Health White Paper to "turn more NHS cash into private profit"
The Green Party has called into question the announcements that the private sector is to play an even greater role in the NHS. A week after NHS deficits, estimated to be around £1.2 billion, were announced (1), Patricia Hewitt, Secretary of State for Health, will publish a new White Paper today that will turn more NHS cash into private profit. The paper, which contains many laudable suggestions to improve the health of patients such as increasing access to GPs in some areas, encourages private firms to take on more of this provision.
The paper proposes increased numbers of GP practices in poorer areas, providing a wide range of services as a planned shift away from hospital care. The Green Party welcomes the principle of shifting care closer to where people live, a principle that follows years of centralization of services.
Stuart Jeffery, Health Spokesperson for the Green Party said: "This government talks about increasing provision and shifting services away from hospitals, but how affordable will these proposals be? The NHS is facing a massive deficit which has been caused by poor financial planning by this government and they decide on further increases in provision without providing the money to pay for it.
"The proposals for increasing primary care in areas of need are applauded, however the government wants the private sector to fill this gap. The NHS is already putting high levels of funding into private companies that are making large profits, profits which are at the expense of core services. With the cash crisis delaying operations across the country the government hasn't understood the problem when it announces that it will give even more cash to the private sector.

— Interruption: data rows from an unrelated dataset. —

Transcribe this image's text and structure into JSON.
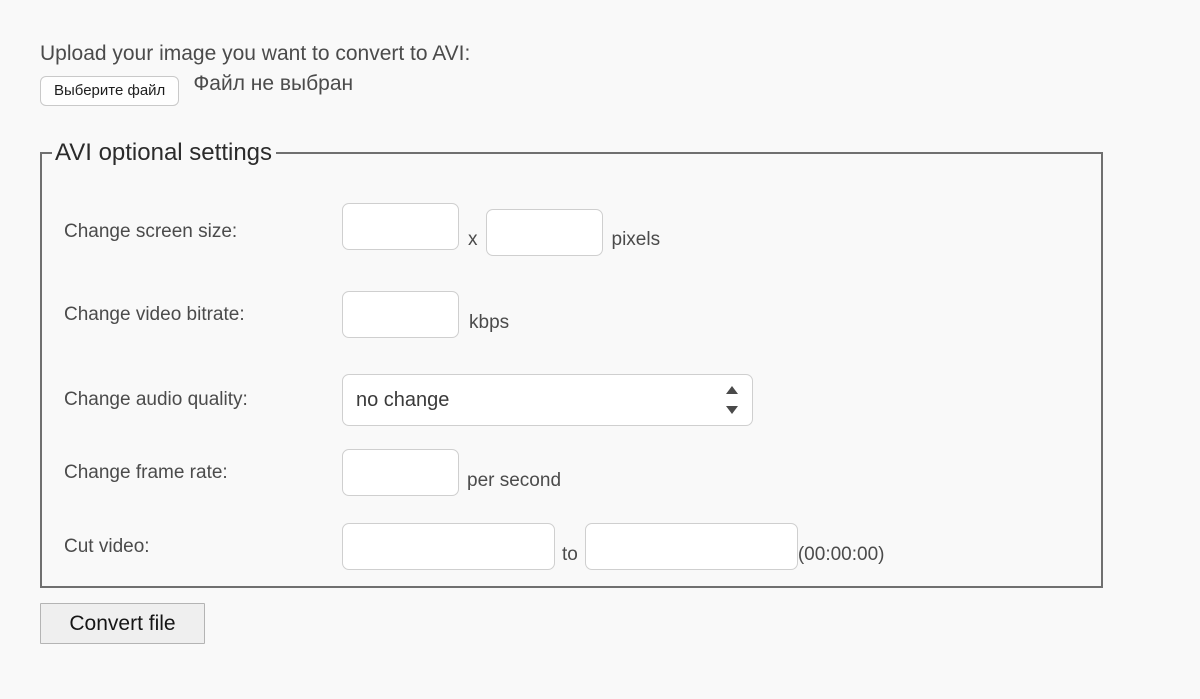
{
  "upload": {
    "heading": "Upload your image you want to convert to AVI:",
    "choose_file_label": "Выберите файл",
    "file_status": "Файл не выбран"
  },
  "settings": {
    "legend": "AVI optional settings",
    "rows": {
      "screen_size": {
        "label": "Change screen size:",
        "width_value": "",
        "width_placeholder": "",
        "separator": "x",
        "height_value": "",
        "height_placeholder": "",
        "unit": "pixels"
      },
      "video_bitrate": {
        "label": "Change video bitrate:",
        "value": "",
        "placeholder": "",
        "unit": "kbps"
      },
      "audio_quality": {
        "label": "Change audio quality:",
        "selected": "no change",
        "options": [
          "no change"
        ]
      },
      "frame_rate": {
        "label": "Change frame rate:",
        "value": "",
        "placeholder": "",
        "unit": "per second"
      },
      "cut_video": {
        "label": "Cut video:",
        "start_value": "",
        "start_placeholder": "",
        "separator": "to",
        "end_value": "",
        "end_placeholder": "",
        "format_hint": "(00:00:00)"
      }
    }
  },
  "actions": {
    "convert_label": "Convert file"
  },
  "colors": {
    "page_background": "#f9f9f9",
    "text": "#4b4b4b",
    "fieldset_border": "#707070",
    "input_border": "#cfcfcf",
    "button_face": "#efefef"
  }
}
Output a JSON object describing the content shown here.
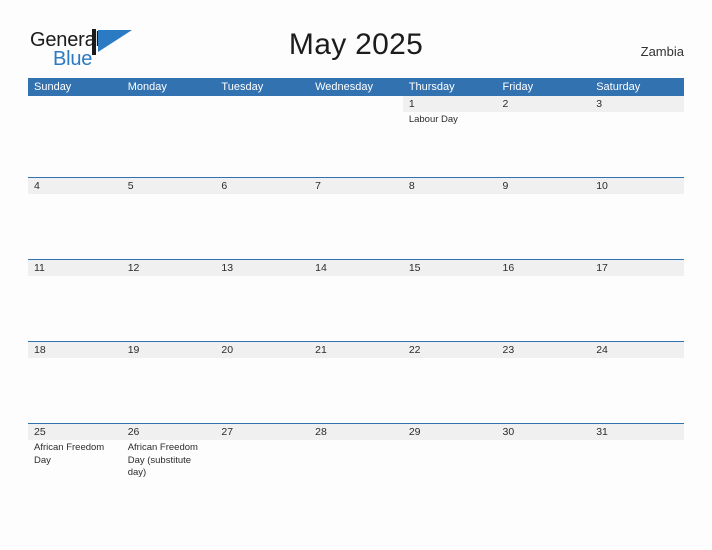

"We are keen to see services that are provided closer to where people live and work and welcome the policies that do this. We are concerned about how the proposed health MOT might work: it might seem like a good idea but is likely to be ineffective without wider consideration of the causes of ill health and could be used to shift the blame of poor health onto individuals rather than considering wider issues. Of further concern is the backtracking on the reductions in GP workload with the suggestion that surgeries will now be opening longer. Clearly this will need further investment as well as more GPs, both of which are in short supply."